TASK TO CARRY OUT: In the entries below, find every line with "submitted" and copy it.

DATA FOR ANALYSIS:
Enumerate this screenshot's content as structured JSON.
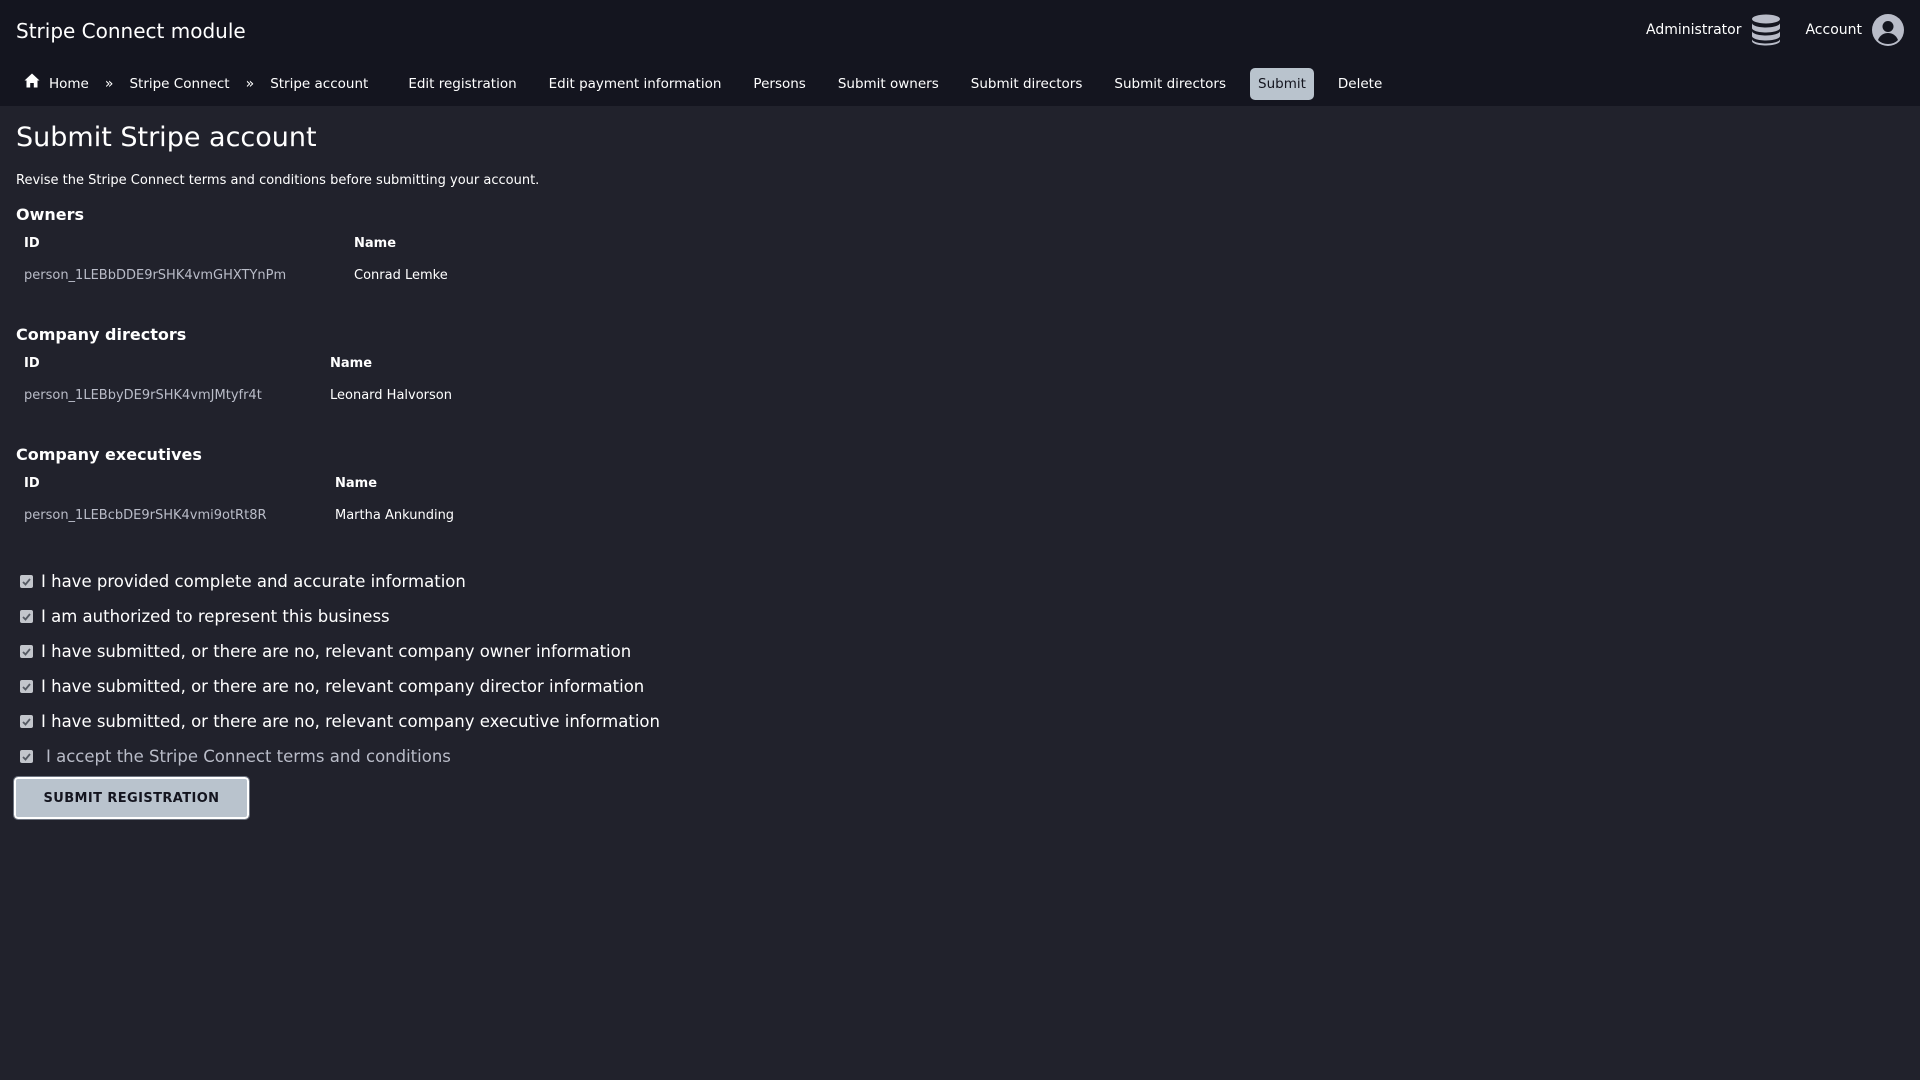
{
  "header": {
    "title": "Stripe Connect module",
    "administrator_label": "Administrator",
    "account_label": "Account"
  },
  "nav": {
    "home": "Home",
    "separator": "»",
    "stripe_connect": "Stripe Connect",
    "links": [
      {
        "label": "Stripe account",
        "active": false
      },
      {
        "label": "Edit registration",
        "active": false
      },
      {
        "label": "Edit payment information",
        "active": false
      },
      {
        "label": "Persons",
        "active": false
      },
      {
        "label": "Submit owners",
        "active": false
      },
      {
        "label": "Submit directors",
        "active": false
      },
      {
        "label": "Submit directors",
        "active": false
      },
      {
        "label": "Submit",
        "active": true
      },
      {
        "label": "Delete",
        "active": false
      }
    ]
  },
  "page": {
    "title": "Submit Stripe account",
    "description": "Revise the Stripe Connect terms and conditions before submitting your account."
  },
  "sections": [
    {
      "title": "Owners",
      "columns": [
        "ID",
        "Name"
      ],
      "rows": [
        [
          "person_1LEBbDDE9rSHK4vmGHXTYnPm",
          "Conrad Lemke"
        ]
      ]
    },
    {
      "title": "Company directors",
      "columns": [
        "ID",
        "Name"
      ],
      "rows": [
        [
          "person_1LEBbyDE9rSHK4vmJMtyfr4t",
          "Leonard Halvorson"
        ]
      ]
    },
    {
      "title": "Company executives",
      "columns": [
        "ID",
        "Name"
      ],
      "rows": [
        [
          "person_1LEBcbDE9rSHK4vmi9otRt8R",
          "Martha Ankunding"
        ]
      ]
    }
  ],
  "checks": [
    {
      "label": "I have provided complete and accurate information",
      "checked": true
    },
    {
      "label": "I am authorized to represent this business",
      "checked": true
    },
    {
      "label": "I have submitted, or there are no, relevant company owner information",
      "checked": true
    },
    {
      "label": "I have submitted, or there are no, relevant company director information",
      "checked": true
    },
    {
      "label": "I have submitted, or there are no, relevant company executive information",
      "checked": true
    },
    {
      "label": "I accept the Stripe Connect terms and conditions",
      "checked": true
    }
  ],
  "submit_button": "SUBMIT REGISTRATION",
  "colors": {
    "background": "#21222c",
    "header": "#14151f",
    "accent": "#b9c3cd"
  }
}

PROBLEM SOLUTION:
      "label": "I have submitted, or there are no, relevant company owner information",
      "label": "I have submitted, or there are no, relevant company director information",
      "label": "I have submitted, or there are no, relevant company executive information",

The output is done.